APPEAL FROM THE UNITED STATES DISTRICT COURT FOR THE DISTRICT OF PUERTO RICO. Hon. Marcos E. López, U.S. Magistrate Judge.
Yuri J. Valenzuela-Flores on brief for appellant.
Rolando A. Silva, Armando A. Cardona, and Consultores Legales Asociados, CSP on brief for appellees.
Before Torruella, Selya and Dyk,[*] Circuit Judges.
SELYA, Circuit Judge.
This diversity case involves an old-fashioned contract dispute between property owners and a construction firm. Defendant-appellant BEA Construction Corp. (BEA) failed to dissuade a jury from finding that it was on the wrong side of the dispute and now challenges the sufficiency of the evidence. Since this challenge comes too late and offers too little in the way of substance, we affirm.
We highlight the pertinent events, resolving any factual conflicts in favor of the jury verdict. See La Amiga del Pueblo, Inc. v. Robles, 937 F.2d 689, 690 (1st Cir. 1991). The plaintiffs, Robert Magee and his wife Zoraida, are citizens of New Jersey. Having retired, they wished to build a vacation home in Vieques, Puerto Rico. To that end, they entered into an oral contract with BEA in December of 2008 for the assembly of a prefabricated house on a lot that they owned. The plaintiffs gave BEA an $80,000 down payment on the understanding that the project would be completed within 16 months. Work commenced shortly thereafter.
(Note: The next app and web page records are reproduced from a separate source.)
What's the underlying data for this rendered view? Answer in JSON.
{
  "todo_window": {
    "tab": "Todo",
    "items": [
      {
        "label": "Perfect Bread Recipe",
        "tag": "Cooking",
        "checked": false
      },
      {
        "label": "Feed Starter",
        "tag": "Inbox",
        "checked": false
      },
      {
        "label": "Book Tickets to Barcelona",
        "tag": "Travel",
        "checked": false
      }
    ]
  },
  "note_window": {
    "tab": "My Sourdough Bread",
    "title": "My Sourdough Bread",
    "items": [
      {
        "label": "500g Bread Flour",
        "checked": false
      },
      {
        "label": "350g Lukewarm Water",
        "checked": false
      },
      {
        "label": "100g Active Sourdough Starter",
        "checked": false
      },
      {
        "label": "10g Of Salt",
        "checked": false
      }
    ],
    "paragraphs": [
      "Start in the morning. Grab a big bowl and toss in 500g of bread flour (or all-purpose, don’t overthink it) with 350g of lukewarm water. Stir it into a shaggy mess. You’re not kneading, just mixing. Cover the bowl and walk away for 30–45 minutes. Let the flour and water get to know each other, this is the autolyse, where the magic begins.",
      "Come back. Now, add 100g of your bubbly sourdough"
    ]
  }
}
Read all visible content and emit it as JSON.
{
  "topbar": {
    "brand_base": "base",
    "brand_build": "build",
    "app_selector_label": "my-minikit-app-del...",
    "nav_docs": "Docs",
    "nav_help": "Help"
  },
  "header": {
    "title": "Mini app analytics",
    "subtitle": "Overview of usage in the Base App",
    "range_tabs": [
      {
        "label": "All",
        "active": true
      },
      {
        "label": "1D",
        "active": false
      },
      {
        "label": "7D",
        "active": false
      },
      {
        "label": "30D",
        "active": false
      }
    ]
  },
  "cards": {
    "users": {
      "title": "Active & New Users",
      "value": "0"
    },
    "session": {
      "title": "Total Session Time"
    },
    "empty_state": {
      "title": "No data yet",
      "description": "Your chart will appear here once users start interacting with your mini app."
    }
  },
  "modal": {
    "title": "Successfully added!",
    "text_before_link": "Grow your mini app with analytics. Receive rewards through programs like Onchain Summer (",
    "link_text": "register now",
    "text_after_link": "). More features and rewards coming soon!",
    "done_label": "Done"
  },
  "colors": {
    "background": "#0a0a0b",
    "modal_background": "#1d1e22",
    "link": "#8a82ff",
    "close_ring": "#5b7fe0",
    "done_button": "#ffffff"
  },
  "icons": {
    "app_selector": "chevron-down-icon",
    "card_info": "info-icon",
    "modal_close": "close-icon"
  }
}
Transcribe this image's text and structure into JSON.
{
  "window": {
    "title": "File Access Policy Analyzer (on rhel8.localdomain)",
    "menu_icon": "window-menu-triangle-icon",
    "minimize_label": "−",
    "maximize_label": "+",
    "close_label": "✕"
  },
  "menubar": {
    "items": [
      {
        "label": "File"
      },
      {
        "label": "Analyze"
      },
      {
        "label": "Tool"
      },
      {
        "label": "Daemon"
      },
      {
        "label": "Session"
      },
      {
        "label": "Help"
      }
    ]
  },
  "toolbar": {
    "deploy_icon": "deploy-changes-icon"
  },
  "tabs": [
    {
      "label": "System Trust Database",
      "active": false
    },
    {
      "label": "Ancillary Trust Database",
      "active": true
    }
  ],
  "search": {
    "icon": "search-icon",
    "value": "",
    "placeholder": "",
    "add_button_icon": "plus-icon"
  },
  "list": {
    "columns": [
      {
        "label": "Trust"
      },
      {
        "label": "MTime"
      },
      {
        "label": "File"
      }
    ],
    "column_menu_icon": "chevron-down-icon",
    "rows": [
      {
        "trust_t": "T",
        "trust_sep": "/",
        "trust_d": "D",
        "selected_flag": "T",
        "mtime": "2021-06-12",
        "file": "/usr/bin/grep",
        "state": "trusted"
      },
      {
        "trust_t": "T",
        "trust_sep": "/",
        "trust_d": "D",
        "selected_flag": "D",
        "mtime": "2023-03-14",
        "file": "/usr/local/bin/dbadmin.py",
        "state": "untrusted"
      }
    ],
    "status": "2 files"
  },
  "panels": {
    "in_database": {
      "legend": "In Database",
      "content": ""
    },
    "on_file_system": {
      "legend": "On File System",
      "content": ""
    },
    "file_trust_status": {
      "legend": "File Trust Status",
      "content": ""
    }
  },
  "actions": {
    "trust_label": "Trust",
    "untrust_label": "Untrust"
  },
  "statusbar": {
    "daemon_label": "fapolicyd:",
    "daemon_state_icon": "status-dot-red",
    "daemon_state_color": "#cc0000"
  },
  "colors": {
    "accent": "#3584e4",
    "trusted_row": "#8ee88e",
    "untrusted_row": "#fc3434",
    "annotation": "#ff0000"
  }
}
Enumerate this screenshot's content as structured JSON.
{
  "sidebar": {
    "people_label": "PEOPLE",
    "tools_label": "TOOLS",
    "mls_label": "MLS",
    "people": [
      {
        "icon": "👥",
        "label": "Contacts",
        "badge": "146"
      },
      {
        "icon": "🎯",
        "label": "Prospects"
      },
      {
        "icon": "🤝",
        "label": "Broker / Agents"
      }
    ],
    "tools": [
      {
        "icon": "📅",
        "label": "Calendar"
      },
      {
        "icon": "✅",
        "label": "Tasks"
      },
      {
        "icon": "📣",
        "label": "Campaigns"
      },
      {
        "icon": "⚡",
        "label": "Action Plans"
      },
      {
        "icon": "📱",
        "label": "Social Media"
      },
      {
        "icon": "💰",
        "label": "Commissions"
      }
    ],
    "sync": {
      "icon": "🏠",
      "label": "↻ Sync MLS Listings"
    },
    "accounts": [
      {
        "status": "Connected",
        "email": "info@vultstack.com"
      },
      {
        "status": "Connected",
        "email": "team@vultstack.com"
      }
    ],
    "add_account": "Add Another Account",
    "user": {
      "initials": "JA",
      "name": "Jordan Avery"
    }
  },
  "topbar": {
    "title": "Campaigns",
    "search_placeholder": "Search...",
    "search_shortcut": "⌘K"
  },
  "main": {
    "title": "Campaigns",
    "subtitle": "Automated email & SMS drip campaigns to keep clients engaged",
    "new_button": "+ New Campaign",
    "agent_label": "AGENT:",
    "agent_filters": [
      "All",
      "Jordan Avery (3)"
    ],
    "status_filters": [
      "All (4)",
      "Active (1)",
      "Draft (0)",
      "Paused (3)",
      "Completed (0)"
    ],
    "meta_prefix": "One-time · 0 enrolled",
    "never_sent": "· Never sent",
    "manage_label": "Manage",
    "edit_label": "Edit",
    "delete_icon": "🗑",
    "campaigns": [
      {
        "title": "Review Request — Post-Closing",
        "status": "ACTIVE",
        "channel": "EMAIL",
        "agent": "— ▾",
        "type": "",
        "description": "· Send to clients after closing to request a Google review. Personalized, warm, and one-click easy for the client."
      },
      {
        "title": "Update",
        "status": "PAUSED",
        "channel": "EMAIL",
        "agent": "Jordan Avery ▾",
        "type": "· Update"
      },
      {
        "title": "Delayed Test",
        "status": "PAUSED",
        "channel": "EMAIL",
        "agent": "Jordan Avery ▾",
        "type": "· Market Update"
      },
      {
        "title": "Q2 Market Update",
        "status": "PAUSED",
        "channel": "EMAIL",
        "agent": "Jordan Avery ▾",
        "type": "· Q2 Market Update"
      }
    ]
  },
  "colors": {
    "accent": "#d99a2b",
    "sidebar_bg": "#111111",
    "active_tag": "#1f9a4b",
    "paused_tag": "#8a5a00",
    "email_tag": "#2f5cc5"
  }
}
Roughly a year later, the parties' relationship began to sour. At that time, the plaintiffs requested that the project be put on hold to accommodate Mr. Magee's failing health. BEA agreed to stop work and to reimburse the unspent portion ($74,406) of the down payment. But words are not always matched by deeds, and the plaintiffs received only $1000.
The parties subsequently entered into a second oral agreement for the assembly of a smaller and cheaper home. This new project was to be completed within four months and the plaintiffs were to receive credit against the contract price for any monies owed to them with respect to the original project. BEA began receiving materials in May of 2011 but -- by July of 2012 -- it had managed to do nothing more than dig a square hole and place rebar columns in the ground.
The plaintiffs were disgruntled and, on September 7, 2012, repaired to the federal district court. Citing diversity of citizenship and the existence of a controversy in the requisite amount, see 28 U.S.C. § 1332(a), they alleged that BEA had breached sundry contractual obligations while failing to complete construction of their home as agreed. In addition to their principal claim, the plaintiffs also asserted breach of contract claims against two BEA officials (C. William Dey and Abigail González). BEA counterclaimed, contending that it was the plaintiffs who had defaulted on the contractual arrangements.
Following extensive pretrial skirmishing (none of which is relevant here), the case went to trial in April of 2014. After the plaintiffs rested, the individual defendants (but not BEA) moved for the entry of judgment as a matter of law. See Fed.R.Civ.P. 50(a). The court granted the individual defendants' motions, accepting their arguments that the evidence afforded no basis either for piercing the corporate veil or for otherwise holding them personally liable. The trial proceeded against BEA alone. On April 11, the jury returned a verdict wholly favorable to the plaintiffs: it found BEA to have defaulted on its contractual obligations, awarded $150,000 in damages, and rejected the
counterclaim. BEA did not file any post-trial motions, but it did file a ...